-- Entries provided follows --
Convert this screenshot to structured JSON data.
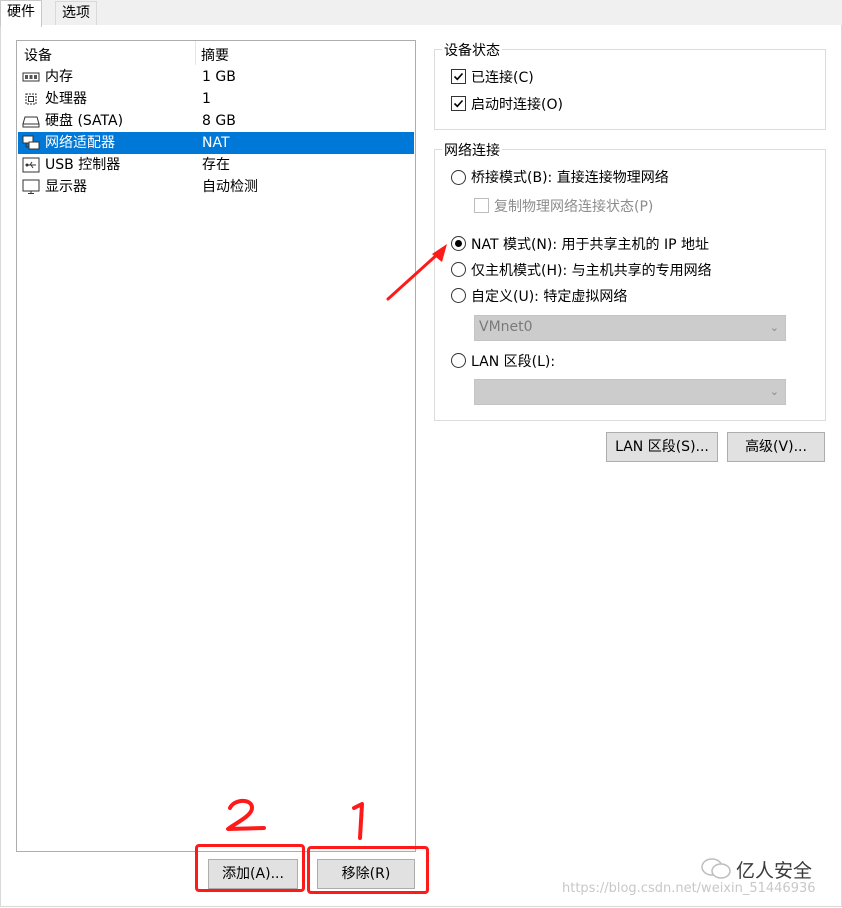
{
  "tabs": [
    {
      "label": "硬件",
      "active": true
    },
    {
      "label": "选项",
      "active": false
    }
  ],
  "device_list": {
    "headers": {
      "device": "设备",
      "summary": "摘要"
    },
    "rows": [
      {
        "icon": "memory-icon",
        "name": "内存",
        "summary": "1 GB",
        "selected": false
      },
      {
        "icon": "processor-icon",
        "name": "处理器",
        "summary": "1",
        "selected": false
      },
      {
        "icon": "harddisk-icon",
        "name": "硬盘 (SATA)",
        "summary": "8 GB",
        "selected": false
      },
      {
        "icon": "network-adapter-icon",
        "name": "网络适配器",
        "summary": "NAT",
        "selected": true
      },
      {
        "icon": "usb-controller-icon",
        "name": "USB 控制器",
        "summary": "存在",
        "selected": false
      },
      {
        "icon": "display-icon",
        "name": "显示器",
        "summary": "自动检测",
        "selected": false
      }
    ]
  },
  "device_status": {
    "title": "设备状态",
    "connected": {
      "label": "已连接(C)",
      "checked": true
    },
    "connect_at_power_on": {
      "label": "启动时连接(O)",
      "checked": true
    }
  },
  "network_connection": {
    "title": "网络连接",
    "bridged": {
      "label": "桥接模式(B): 直接连接物理网络",
      "selected": false
    },
    "replicate": {
      "label": "复制物理网络连接状态(P)",
      "checked": false,
      "disabled": true
    },
    "nat": {
      "label": "NAT 模式(N): 用于共享主机的 IP 地址",
      "selected": true
    },
    "host_only": {
      "label": "仅主机模式(H): 与主机共享的专用网络",
      "selected": false
    },
    "custom": {
      "label": "自定义(U): 特定虚拟网络",
      "selected": false
    },
    "custom_network_value": "VMnet0",
    "lan_segment": {
      "label": "LAN 区段(L):",
      "selected": false
    },
    "lan_segment_value": ""
  },
  "buttons": {
    "lan_segments": "LAN 区段(S)...",
    "advanced": "高级(V)...",
    "add": "添加(A)...",
    "remove": "移除(R)"
  },
  "annotations": {
    "mark_add": "2",
    "mark_remove": "1",
    "highlight_color": "#ff1a1a"
  },
  "watermark": {
    "brand": "亿人安全",
    "url": "https://blog.csdn.net/weixin_51446936"
  },
  "colors": {
    "selection": "#0078d7",
    "annotation": "#ff1a1a"
  }
}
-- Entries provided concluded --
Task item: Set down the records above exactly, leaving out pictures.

Task output:
Convert this screenshot to structured JSON data.
{
  "tabs": [
    {
      "label": "硬件",
      "active": true
    },
    {
      "label": "选项",
      "active": false
    }
  ],
  "device_list": {
    "headers": {
      "device": "设备",
      "summary": "摘要"
    },
    "rows": [
      {
        "icon": "memory-icon",
        "name": "内存",
        "summary": "1 GB",
        "selected": false
      },
      {
        "icon": "processor-icon",
        "name": "处理器",
        "summary": "1",
        "selected": false
      },
      {
        "icon": "harddisk-icon",
        "name": "硬盘 (SATA)",
        "summary": "8 GB",
        "selected": false
      },
      {
        "icon": "network-adapter-icon",
        "name": "网络适配器",
        "summary": "NAT",
        "selected": true
      },
      {
        "icon": "usb-controller-icon",
        "name": "USB 控制器",
        "summary": "存在",
        "selected": false
      },
      {
        "icon": "display-icon",
        "name": "显示器",
        "summary": "自动检测",
        "selected": false
      }
    ]
  },
  "device_status": {
    "title": "设备状态",
    "connected": {
      "label": "已连接(C)",
      "checked": true
    },
    "connect_at_power_on": {
      "label": "启动时连接(O)",
      "checked": true
    }
  },
  "network_connection": {
    "title": "网络连接",
    "bridged": {
      "label": "桥接模式(B): 直接连接物理网络",
      "selected": false
    },
    "replicate": {
      "label": "复制物理网络连接状态(P)",
      "checked": false,
      "disabled": true
    },
    "nat": {
      "label": "NAT 模式(N): 用于共享主机的 IP 地址",
      "selected": true
    },
    "host_only": {
      "label": "仅主机模式(H): 与主机共享的专用网络",
      "selected": false
    },
    "custom": {
      "label": "自定义(U): 特定虚拟网络",
      "selected": false
    },
    "custom_network_value": "VMnet0",
    "lan_segment": {
      "label": "LAN 区段(L):",
      "selected": false
    },
    "lan_segment_value": ""
  },
  "buttons": {
    "lan_segments": "LAN 区段(S)...",
    "advanced": "高级(V)...",
    "add": "添加(A)...",
    "remove": "移除(R)"
  },
  "annotations": {
    "mark_add": "2",
    "mark_remove": "1",
    "highlight_color": "#ff1a1a"
  },
  "watermark": {
    "brand": "亿人安全",
    "url": "https://blog.csdn.net/weixin_51446936"
  },
  "colors": {
    "selection": "#0078d7",
    "annotation": "#ff1a1a"
  }
}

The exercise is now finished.